Also, around this time I developed a system for “seeing” the days of the week. Each day was coloured on my mental week-chart: Monday was white (traditional associations with washing-day) Tuesday brown, Wednesday green, Thursday blue, (most interesting things happened on Wednesdays and Thursdays) Friday yellow (because the mood was lighter at school) Saturday grey (it could be the hardest day for me due to lack of routine) and Sunday orange (because our church was made of orange brick). I don’t know what a psychologist would have made of this, if I’d ever had an opportunity to explain to them, but I was never taken to see one – autism in the 70s was not spoken about except in the most extreme forms, and even then rarely in girls.
Like many children with Aspergers, I was a precocious reader and writer almost without being taught. From the moment I knew how to do both, there was almost no stopping me. I filled notebooks with stories and observations and commentaries on real-life situations. Words on a page made far more sense to me than when people spoke them. I was always brilliant at spelling: I could see a word and remember it forever. (Not such a useful skill now we have spellcheckers!) I only ever remember once getting a word wrong in a school spelling test. The word was “marmalade” and I spelt it “marmarlade”. Quite why this word was even in the test, I don’t know! I’ve never liked the stuff anyway.
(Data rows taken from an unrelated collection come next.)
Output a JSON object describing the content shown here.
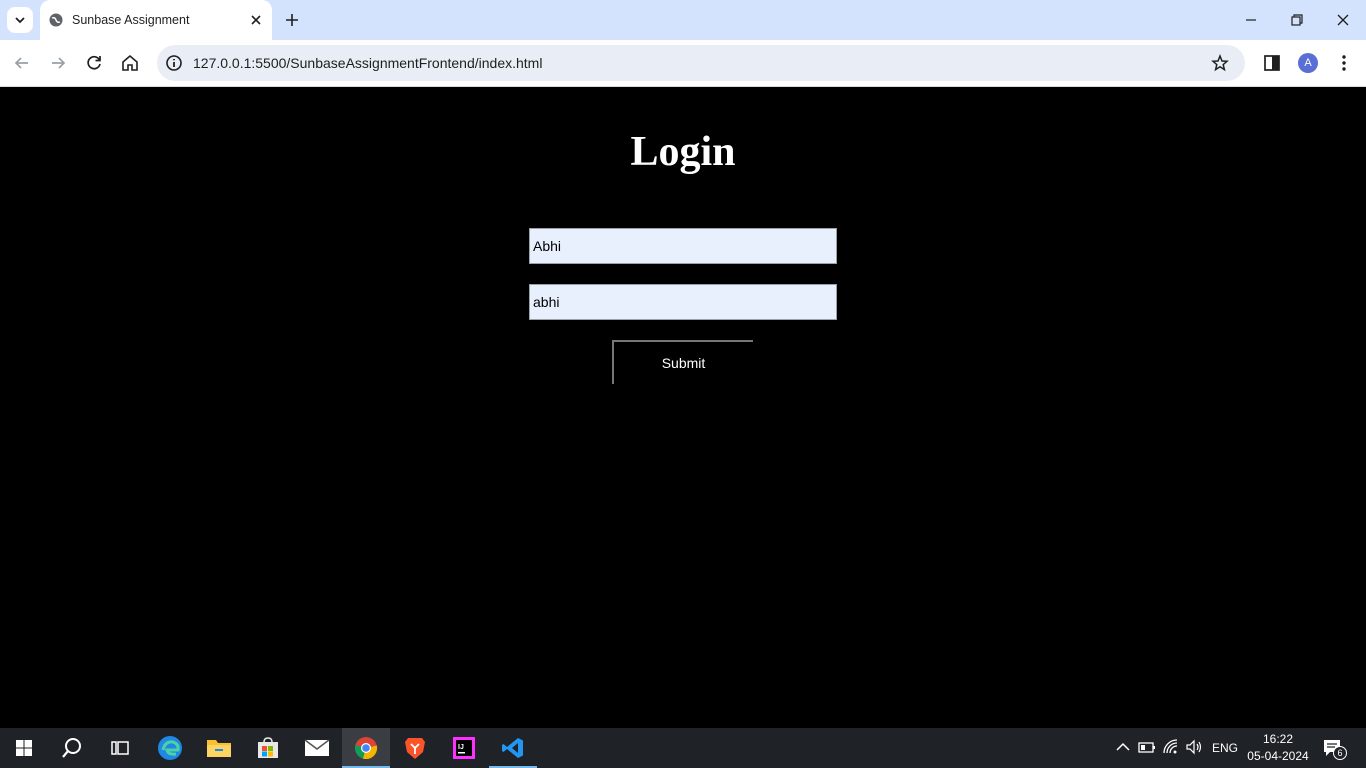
{
  "browser": {
    "tab_title": "Sunbase Assignment",
    "url": "127.0.0.1:5500/SunbaseAssignmentFrontend/index.html",
    "profile_initial": "A"
  },
  "page": {
    "title": "Login",
    "username_value": "Abhi",
    "password_value": "abhi",
    "submit_label": "Submit"
  },
  "taskbar": {
    "language": "ENG",
    "time": "16:22",
    "date": "05-04-2024",
    "notification_count": "6"
  },
  "colors": {
    "tabstrip_bg": "#d3e3fd",
    "page_bg": "#000000",
    "input_bg": "#e8f0fe",
    "taskbar_bg": "#1f2226"
  }
}
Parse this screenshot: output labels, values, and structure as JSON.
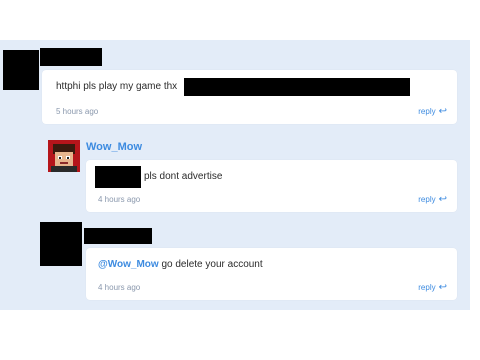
{
  "comments": [
    {
      "message": "httphi pls play my game thx",
      "time": "5 hours ago",
      "reply_label": "reply"
    },
    {
      "username": "Wow_Mow",
      "message": "pls dont advertise",
      "time": "4 hours ago",
      "reply_label": "reply"
    },
    {
      "mention": "@Wow_Mow",
      "message": "go delete your account",
      "time": "4 hours ago",
      "reply_label": "reply"
    }
  ],
  "colors": {
    "accent": "#3d8be0",
    "thread_bg": "#e3ecf8",
    "redaction": "#000000"
  },
  "icons": {
    "reply": "reply-arrow-icon"
  }
}
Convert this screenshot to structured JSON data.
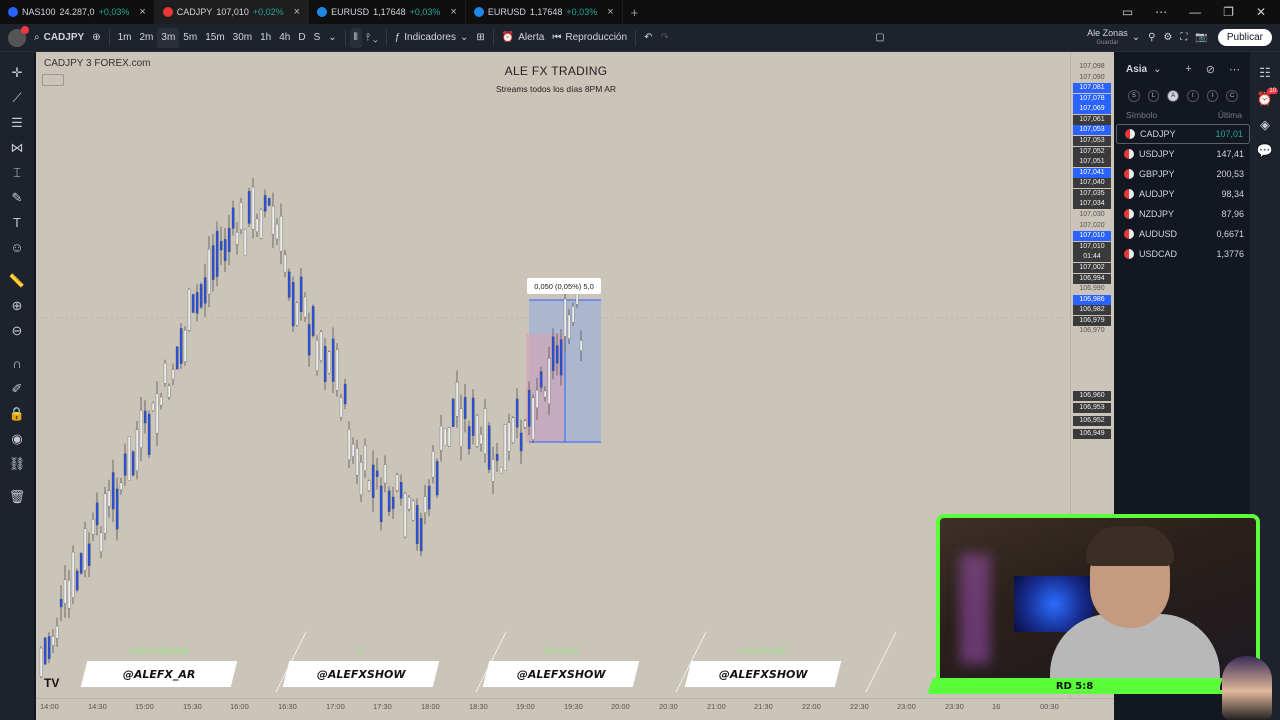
{
  "browser": {
    "tabs": [
      {
        "symbol": "NAS100",
        "price": "24.287,0",
        "change": "+0,03%",
        "color": "#2962ff"
      },
      {
        "symbol": "CADJPY",
        "price": "107,010",
        "change": "+0,02%",
        "color": "#e53935"
      },
      {
        "symbol": "EURUSD",
        "price": "1,17648",
        "change": "+0,03%",
        "color": "#1e88e5"
      },
      {
        "symbol": "EURUSD",
        "price": "1,17648",
        "change": "+0,03%",
        "color": "#1e88e5"
      }
    ]
  },
  "toolbar": {
    "symbol": "CADJPY",
    "intervals": [
      "1m",
      "2m",
      "3m",
      "5m",
      "15m",
      "30m",
      "1h",
      "4h",
      "D",
      "S"
    ],
    "selected_interval": "3m",
    "indicators": "Indicadores",
    "alert": "Alerta",
    "replay": "Reproducción",
    "user_name": "Ale Zonas",
    "user_status": "Guardar",
    "publish": "Publicar"
  },
  "chart": {
    "legend": "CADJPY   3   FOREX.com",
    "stream_title": "ALE FX TRADING",
    "stream_subtitle": "Streams todos los días 8PM AR",
    "measure_label": "0,050 (0,05%) 5,0",
    "socials": [
      {
        "label": "INSTAGRAM",
        "handle": "@ALEFX_AR"
      },
      {
        "label": "X",
        "handle": "@ALEFXSHOW"
      },
      {
        "label": "TIKTOK",
        "handle": "@ALEFXSHOW"
      },
      {
        "label": "YOUTUBE",
        "handle": "@ALEFXSHOW"
      }
    ]
  },
  "price_scale": [
    {
      "v": "107,098",
      "t": "n"
    },
    {
      "v": "107,090",
      "t": "n"
    },
    {
      "v": "107,081",
      "t": "b"
    },
    {
      "v": "107,078",
      "t": "b"
    },
    {
      "v": "107,069",
      "t": "b"
    },
    {
      "v": "107,061",
      "t": "d"
    },
    {
      "v": "107,053",
      "t": "b"
    },
    {
      "v": "107,053",
      "t": "d"
    },
    {
      "v": "107,052",
      "t": "d"
    },
    {
      "v": "107,051",
      "t": "d"
    },
    {
      "v": "107,041",
      "t": "b"
    },
    {
      "v": "107,040",
      "t": "d"
    },
    {
      "v": "107,035",
      "t": "d"
    },
    {
      "v": "107,034",
      "t": "d"
    },
    {
      "v": "107,030",
      "t": "n"
    },
    {
      "v": "107,020",
      "t": "n"
    },
    {
      "v": "107,010",
      "t": "b"
    },
    {
      "v": "107,010",
      "t": "d"
    },
    {
      "v": "01:44",
      "t": "d"
    },
    {
      "v": "107,002",
      "t": "d"
    },
    {
      "v": "106,994",
      "t": "d"
    },
    {
      "v": "106,990",
      "t": "n"
    },
    {
      "v": "106,986",
      "t": "b"
    },
    {
      "v": "106,982",
      "t": "d"
    },
    {
      "v": "106,979",
      "t": "d"
    },
    {
      "v": "106,970",
      "t": "n"
    },
    {
      "v": "106,960",
      "t": "d"
    },
    {
      "v": "106,953",
      "t": "d"
    },
    {
      "v": "106,952",
      "t": "d"
    },
    {
      "v": "106,949",
      "t": "d"
    }
  ],
  "time_scale": [
    "14:00",
    "14:30",
    "15:00",
    "15:30",
    "16:00",
    "16:30",
    "17:00",
    "17:30",
    "18:00",
    "18:30",
    "19:00",
    "19:30",
    "20:00",
    "20:30",
    "21:00",
    "21:30",
    "22:00",
    "22:30",
    "23:00",
    "23:30",
    "16",
    "00:30"
  ],
  "watchlist": {
    "title": "Asia",
    "filters": [
      "S",
      "L",
      "A",
      "I",
      "I",
      "C"
    ],
    "col_symbol": "Símbolo",
    "col_last": "Última",
    "rows": [
      {
        "symbol": "CADJPY",
        "price": "107,01",
        "selected": true
      },
      {
        "symbol": "USDJPY",
        "price": "147,41",
        "selected": false
      },
      {
        "symbol": "GBPJPY",
        "price": "200,53",
        "selected": false
      },
      {
        "symbol": "AUDJPY",
        "price": "98,34",
        "selected": false
      },
      {
        "symbol": "NZDJPY",
        "price": "87,96",
        "selected": false
      },
      {
        "symbol": "AUDUSD",
        "price": "0,6671",
        "selected": false
      },
      {
        "symbol": "USDCAD",
        "price": "1,3776",
        "selected": false
      }
    ]
  },
  "right_badge": "10",
  "webcam": {
    "caption": "RD 5:8"
  }
}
I also learnt to read music instinctively. My first piano lesson was when I was 5, and a couple of weeks after that I was writing down melodies of hymn tunes that I’d heard in church, by ear. People thought this was amazingly clever, but to me it just seemed blatantly obvious. I’ve always been able to hear music and see it written down. Not really an essential life skill, but I’ve used it to great benefit.
So that’s a little insight into how my child-brain worked. I would never wish to brag, and I’m no Mozart or Einstein. These skills weren’t tested or developed until much later on – if they had been, maybe I could have been some sort of child prodigy, but I’m quite glad I wasn’t. (I’ve never yet heard of a child prodigy who went on to have a happy, normal, fulfilled life). But it’s good for those of us who are neuro-diverse, to sometimes celebrate our skills, it’s quite fascinating to me and hopefully will be for others too.